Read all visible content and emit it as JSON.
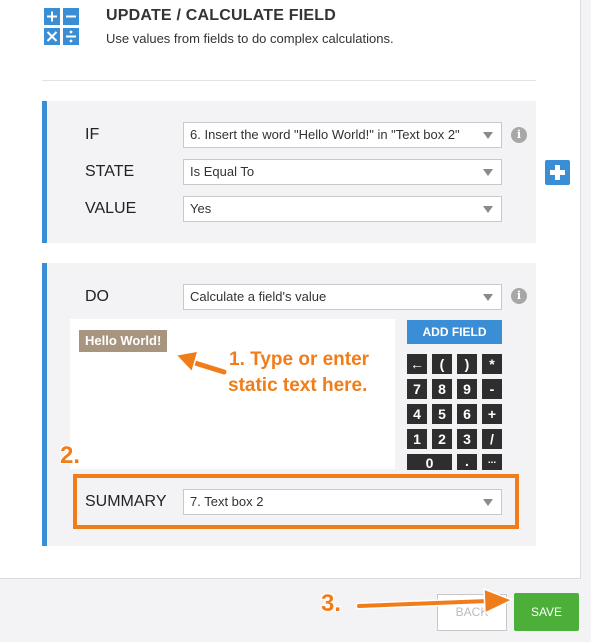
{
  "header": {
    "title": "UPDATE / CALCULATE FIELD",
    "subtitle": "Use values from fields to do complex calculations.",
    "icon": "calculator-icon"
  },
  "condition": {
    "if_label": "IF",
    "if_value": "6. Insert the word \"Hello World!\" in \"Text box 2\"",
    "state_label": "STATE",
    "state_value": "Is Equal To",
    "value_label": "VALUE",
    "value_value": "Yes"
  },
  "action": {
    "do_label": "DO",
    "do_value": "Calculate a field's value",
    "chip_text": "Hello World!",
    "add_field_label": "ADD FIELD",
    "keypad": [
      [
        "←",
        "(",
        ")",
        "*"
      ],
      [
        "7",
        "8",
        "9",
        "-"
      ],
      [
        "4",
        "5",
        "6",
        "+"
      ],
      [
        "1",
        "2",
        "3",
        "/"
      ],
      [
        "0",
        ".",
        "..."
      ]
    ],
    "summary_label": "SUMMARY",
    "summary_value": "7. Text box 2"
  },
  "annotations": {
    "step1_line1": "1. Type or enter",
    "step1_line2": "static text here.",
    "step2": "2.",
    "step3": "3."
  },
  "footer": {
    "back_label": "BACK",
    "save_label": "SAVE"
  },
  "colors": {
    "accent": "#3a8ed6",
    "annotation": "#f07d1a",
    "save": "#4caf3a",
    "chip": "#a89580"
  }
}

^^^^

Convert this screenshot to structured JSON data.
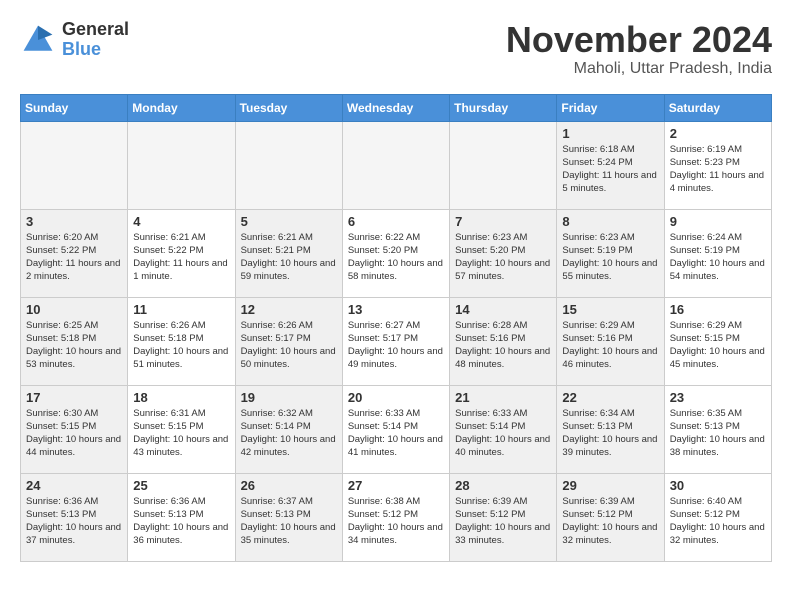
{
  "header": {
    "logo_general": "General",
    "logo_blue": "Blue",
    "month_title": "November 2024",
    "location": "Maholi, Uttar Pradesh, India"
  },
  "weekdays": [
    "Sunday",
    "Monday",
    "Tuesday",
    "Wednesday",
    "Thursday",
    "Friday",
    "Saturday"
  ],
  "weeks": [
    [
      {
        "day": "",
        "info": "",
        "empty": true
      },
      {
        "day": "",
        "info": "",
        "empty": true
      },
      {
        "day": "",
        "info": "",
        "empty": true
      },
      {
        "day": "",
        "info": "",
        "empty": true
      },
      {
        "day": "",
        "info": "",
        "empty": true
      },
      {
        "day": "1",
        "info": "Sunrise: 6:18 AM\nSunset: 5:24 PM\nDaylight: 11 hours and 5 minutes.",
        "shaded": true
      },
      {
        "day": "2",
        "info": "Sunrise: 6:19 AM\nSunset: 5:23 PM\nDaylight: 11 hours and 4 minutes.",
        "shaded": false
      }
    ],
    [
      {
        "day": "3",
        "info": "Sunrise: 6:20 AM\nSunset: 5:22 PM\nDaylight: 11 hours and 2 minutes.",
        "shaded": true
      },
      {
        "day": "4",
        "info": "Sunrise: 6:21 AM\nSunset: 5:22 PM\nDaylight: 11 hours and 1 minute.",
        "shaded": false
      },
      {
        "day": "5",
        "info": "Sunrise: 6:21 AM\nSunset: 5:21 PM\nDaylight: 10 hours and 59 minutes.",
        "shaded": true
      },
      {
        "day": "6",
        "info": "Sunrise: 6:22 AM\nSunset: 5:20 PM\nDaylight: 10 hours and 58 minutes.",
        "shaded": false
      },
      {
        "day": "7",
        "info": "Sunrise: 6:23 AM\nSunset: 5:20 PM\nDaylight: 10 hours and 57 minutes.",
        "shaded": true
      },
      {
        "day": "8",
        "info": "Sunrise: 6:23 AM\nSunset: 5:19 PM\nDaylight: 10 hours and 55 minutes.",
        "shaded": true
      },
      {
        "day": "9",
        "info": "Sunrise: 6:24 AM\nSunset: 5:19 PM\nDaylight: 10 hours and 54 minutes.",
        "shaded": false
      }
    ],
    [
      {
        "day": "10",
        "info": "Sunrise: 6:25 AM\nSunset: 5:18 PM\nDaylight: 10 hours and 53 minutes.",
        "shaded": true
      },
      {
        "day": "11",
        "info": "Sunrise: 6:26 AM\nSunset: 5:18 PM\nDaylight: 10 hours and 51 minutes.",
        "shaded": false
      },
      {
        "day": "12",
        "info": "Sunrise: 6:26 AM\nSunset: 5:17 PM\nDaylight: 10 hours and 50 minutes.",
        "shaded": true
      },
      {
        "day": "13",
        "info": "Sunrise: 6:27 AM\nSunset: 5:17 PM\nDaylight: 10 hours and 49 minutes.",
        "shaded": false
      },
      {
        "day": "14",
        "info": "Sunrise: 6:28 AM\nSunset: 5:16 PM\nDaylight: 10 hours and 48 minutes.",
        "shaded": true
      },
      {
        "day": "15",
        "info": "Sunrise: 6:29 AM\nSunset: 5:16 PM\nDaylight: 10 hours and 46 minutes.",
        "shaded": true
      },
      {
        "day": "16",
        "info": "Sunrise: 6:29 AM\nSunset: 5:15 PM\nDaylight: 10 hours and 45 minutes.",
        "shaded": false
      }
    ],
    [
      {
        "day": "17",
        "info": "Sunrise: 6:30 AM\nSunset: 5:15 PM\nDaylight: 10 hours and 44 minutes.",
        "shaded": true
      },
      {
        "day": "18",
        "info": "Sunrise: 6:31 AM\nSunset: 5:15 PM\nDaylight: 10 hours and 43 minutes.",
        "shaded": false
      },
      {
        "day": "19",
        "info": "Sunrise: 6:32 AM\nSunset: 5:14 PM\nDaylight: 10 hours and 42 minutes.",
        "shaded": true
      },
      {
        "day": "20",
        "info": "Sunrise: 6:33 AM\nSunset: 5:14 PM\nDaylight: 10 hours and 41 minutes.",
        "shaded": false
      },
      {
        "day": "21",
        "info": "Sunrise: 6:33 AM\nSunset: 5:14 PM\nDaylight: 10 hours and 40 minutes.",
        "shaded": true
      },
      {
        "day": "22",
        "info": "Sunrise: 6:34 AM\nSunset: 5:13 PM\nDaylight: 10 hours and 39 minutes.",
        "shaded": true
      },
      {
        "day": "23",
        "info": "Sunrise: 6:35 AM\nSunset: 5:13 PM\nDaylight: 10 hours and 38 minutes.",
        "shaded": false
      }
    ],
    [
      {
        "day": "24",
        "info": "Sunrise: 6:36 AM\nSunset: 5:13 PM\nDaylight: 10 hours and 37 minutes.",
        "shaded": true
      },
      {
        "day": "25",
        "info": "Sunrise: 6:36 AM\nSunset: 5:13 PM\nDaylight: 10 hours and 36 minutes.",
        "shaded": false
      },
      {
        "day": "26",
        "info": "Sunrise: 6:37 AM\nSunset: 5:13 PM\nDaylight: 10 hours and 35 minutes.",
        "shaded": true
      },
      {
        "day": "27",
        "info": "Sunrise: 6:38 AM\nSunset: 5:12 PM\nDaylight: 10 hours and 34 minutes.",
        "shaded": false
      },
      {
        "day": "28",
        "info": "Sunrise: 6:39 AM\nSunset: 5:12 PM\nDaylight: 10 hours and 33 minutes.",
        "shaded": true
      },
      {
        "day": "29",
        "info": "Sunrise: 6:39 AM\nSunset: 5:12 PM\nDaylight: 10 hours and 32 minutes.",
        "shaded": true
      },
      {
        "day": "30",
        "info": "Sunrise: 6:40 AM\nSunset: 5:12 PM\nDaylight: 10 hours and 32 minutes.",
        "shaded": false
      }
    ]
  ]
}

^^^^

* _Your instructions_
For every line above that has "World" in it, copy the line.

* _Finished task_
    "if_value": "6. Insert the word \"Hello World!\" in \"Text box 2\"",
    "chip_text": "Hello World!",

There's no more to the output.